MELBER:  I didn`t even see where that was headed.

MCFADDEN:  Goodbye to a great journalism career. Thank you so much.

MELBER:  I think you guys are great together.

MCFADDEN:  You know what? Maybe we could get an MSNBC show.


I`m in charge of everything here. So, yes, done. Green-lit.

MELBER:  Was it not Ross Mathews who said birds of a feather...

MATHEWS:  Flock together.

MELBER:  Thank you. Thank you.

MCFADDEN:  There`s way too much hand-shaking.



MELBER:  Ross Mathews, Cynthia McFadden.

And Ross` new book.

MATHEWS:  Oh, please.

MELBER:  Hold it up. It is "Name Drop."


MATHEWS:  It is called "Name Drop."

It`s got really good celebrity stories I usually only tell at happy hour, which is where Cynthia and I are going to go now.


MCFADDEN:  This is my new book. It`s my calender.


MELBER:  And we will be right back.


MELBER:  We`re back in the swing of things here on THE BEAT. I appreciate you joining me tonight.

And I want you to know we are headed to Manchester, New Hampshire, where we have a live show out of New Hampshire, along with Chris Matthews and a lot of our NBC colleagues, who are out reporting this 2020 race.
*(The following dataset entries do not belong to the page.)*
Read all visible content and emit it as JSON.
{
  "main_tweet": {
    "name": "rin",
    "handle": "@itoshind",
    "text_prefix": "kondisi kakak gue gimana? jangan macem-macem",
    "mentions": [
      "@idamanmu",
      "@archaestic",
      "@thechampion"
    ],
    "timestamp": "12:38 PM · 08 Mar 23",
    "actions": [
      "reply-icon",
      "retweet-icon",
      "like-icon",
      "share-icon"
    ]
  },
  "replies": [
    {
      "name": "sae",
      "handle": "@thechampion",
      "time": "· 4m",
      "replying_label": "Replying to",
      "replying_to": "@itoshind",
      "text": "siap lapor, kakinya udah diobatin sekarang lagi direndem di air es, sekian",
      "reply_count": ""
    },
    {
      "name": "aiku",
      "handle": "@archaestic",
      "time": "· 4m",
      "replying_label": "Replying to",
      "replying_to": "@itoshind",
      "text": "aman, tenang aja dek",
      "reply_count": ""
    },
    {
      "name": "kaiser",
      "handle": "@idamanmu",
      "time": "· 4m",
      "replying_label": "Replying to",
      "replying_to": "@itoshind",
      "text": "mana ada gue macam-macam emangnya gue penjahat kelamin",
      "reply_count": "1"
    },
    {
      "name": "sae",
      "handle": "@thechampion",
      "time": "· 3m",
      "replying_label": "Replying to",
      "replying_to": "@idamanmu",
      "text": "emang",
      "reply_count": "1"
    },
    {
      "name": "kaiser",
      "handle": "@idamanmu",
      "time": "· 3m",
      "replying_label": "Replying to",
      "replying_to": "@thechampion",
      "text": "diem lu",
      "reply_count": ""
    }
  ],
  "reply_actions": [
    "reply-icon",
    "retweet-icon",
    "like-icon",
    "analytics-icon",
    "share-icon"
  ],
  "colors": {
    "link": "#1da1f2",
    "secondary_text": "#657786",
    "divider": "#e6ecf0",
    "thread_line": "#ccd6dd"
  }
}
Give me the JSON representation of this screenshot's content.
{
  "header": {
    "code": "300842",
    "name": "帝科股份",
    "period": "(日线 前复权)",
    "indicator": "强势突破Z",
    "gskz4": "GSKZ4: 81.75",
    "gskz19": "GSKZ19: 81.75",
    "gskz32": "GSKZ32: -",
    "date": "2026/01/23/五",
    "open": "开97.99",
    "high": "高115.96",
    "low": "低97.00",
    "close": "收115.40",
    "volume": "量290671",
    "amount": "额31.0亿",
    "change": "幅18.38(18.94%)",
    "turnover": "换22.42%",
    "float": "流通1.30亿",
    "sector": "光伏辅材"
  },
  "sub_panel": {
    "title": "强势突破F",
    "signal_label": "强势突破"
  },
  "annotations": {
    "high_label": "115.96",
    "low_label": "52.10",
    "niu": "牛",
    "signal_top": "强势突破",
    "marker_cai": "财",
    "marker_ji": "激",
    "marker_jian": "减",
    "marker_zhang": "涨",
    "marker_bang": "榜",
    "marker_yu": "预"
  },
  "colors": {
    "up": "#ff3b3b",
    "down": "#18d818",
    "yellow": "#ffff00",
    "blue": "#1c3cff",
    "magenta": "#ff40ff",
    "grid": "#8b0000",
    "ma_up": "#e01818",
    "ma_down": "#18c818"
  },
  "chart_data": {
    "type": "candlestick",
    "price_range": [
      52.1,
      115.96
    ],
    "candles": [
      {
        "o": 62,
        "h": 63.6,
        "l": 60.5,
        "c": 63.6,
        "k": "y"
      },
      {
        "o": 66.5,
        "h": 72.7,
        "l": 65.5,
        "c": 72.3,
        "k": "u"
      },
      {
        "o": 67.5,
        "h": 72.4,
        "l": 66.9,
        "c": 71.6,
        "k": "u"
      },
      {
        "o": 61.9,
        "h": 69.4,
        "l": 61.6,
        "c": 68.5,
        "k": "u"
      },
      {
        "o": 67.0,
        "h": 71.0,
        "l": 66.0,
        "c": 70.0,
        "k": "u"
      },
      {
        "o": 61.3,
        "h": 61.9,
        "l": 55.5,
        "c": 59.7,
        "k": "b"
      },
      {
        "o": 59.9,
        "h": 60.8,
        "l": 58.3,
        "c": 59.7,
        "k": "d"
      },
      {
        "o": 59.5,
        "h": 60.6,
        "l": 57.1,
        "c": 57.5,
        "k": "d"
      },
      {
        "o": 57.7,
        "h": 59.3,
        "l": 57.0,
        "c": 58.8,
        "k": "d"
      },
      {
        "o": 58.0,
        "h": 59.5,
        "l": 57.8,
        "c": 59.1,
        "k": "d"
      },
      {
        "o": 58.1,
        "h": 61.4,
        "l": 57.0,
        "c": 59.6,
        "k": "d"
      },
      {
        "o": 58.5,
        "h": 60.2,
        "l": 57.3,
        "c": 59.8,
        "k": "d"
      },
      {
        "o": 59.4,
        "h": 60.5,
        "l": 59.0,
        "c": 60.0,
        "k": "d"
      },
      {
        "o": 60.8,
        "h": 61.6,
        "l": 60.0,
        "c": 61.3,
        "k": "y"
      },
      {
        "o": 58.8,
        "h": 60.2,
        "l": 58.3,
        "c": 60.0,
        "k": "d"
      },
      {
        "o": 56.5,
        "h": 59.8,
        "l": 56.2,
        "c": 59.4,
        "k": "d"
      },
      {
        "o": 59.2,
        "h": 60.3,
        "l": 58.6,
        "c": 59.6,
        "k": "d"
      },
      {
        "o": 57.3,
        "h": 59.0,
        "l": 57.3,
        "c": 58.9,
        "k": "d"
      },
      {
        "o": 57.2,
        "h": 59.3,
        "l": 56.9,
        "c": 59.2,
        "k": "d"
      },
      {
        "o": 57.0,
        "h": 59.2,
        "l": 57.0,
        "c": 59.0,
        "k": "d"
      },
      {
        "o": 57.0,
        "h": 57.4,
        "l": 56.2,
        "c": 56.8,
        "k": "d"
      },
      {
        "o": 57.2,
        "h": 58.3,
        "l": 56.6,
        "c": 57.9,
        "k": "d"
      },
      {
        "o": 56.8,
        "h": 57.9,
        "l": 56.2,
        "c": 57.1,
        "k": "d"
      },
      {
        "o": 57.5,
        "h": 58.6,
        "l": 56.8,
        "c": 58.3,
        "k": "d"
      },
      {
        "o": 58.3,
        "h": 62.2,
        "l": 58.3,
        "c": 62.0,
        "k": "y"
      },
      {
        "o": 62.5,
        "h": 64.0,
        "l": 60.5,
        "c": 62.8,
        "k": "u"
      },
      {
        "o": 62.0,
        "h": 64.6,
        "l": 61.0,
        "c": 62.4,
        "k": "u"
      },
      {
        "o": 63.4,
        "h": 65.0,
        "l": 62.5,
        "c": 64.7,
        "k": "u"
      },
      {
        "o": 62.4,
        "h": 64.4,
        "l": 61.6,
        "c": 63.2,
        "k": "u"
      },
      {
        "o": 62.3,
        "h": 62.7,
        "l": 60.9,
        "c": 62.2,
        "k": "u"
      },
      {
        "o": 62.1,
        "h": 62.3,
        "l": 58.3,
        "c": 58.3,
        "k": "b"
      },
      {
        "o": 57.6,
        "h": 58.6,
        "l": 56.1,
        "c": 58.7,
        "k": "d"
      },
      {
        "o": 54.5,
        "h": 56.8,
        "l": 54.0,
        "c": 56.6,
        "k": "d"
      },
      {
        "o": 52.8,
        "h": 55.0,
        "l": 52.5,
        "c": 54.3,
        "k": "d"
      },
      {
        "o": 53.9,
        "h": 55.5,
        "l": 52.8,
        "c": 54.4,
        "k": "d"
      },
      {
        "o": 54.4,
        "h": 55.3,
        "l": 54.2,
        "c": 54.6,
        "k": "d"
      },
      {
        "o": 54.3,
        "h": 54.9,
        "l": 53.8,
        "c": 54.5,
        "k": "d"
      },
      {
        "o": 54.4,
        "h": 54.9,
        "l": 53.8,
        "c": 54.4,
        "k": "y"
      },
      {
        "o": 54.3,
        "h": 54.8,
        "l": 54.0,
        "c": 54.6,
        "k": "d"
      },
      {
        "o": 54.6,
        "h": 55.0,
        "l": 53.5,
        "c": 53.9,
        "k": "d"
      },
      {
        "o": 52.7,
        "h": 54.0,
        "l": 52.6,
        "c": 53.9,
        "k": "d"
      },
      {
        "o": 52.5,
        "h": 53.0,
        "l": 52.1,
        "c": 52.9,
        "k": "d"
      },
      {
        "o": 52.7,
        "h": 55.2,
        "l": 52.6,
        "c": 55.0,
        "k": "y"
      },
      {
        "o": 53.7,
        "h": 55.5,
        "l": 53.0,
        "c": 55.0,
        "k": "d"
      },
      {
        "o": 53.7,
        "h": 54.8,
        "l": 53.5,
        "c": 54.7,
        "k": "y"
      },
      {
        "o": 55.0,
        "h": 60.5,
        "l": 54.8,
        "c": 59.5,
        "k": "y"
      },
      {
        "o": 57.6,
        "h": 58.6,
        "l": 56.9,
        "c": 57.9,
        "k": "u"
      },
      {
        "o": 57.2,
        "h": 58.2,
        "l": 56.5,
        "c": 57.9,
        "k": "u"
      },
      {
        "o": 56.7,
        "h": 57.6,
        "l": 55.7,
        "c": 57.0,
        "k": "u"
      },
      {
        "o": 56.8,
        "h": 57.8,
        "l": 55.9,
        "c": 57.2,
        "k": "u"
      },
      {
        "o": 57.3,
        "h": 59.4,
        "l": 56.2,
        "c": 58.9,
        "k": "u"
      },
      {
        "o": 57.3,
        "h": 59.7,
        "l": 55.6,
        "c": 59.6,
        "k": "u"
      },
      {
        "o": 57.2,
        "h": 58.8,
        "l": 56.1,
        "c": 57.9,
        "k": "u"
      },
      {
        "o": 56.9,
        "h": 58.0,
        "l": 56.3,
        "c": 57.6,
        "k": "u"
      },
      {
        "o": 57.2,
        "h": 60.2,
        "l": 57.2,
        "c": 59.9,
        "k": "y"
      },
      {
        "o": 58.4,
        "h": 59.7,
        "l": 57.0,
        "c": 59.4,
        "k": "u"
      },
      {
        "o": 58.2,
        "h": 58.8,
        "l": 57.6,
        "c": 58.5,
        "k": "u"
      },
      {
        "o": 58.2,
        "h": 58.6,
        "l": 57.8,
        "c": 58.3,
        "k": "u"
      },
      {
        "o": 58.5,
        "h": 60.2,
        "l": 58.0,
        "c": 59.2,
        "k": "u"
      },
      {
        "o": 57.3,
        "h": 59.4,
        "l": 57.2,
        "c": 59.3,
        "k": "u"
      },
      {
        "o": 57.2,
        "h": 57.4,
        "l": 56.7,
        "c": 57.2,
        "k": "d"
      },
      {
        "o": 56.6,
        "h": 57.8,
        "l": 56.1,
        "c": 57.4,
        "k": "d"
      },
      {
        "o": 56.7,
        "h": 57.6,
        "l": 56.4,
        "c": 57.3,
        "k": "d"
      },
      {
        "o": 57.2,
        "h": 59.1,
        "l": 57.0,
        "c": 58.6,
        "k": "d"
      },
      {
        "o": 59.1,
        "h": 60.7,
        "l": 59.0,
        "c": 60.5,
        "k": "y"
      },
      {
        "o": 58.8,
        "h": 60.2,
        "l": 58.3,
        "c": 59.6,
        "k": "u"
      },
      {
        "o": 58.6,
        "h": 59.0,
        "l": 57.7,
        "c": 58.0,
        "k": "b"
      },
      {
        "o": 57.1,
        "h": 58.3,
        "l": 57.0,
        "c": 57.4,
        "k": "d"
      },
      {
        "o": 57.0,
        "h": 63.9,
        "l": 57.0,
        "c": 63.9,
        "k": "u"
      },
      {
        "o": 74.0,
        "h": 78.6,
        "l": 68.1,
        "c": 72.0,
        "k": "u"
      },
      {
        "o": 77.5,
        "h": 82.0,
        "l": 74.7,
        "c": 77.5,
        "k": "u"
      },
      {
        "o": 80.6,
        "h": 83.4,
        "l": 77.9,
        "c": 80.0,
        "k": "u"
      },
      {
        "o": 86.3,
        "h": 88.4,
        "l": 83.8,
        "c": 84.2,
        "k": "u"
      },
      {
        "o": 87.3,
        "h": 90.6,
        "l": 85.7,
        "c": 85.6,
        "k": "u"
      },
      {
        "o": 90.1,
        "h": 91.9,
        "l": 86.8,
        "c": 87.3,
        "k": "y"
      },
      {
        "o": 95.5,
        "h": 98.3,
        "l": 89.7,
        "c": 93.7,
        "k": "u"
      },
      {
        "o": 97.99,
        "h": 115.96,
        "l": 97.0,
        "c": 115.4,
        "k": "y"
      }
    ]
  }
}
I will be there tomorrow, Friday, 6:00 p.m. Eastern, and Monday as well.

So, I hope you keep it locked right here on MSNBC, a lot of news unfolding.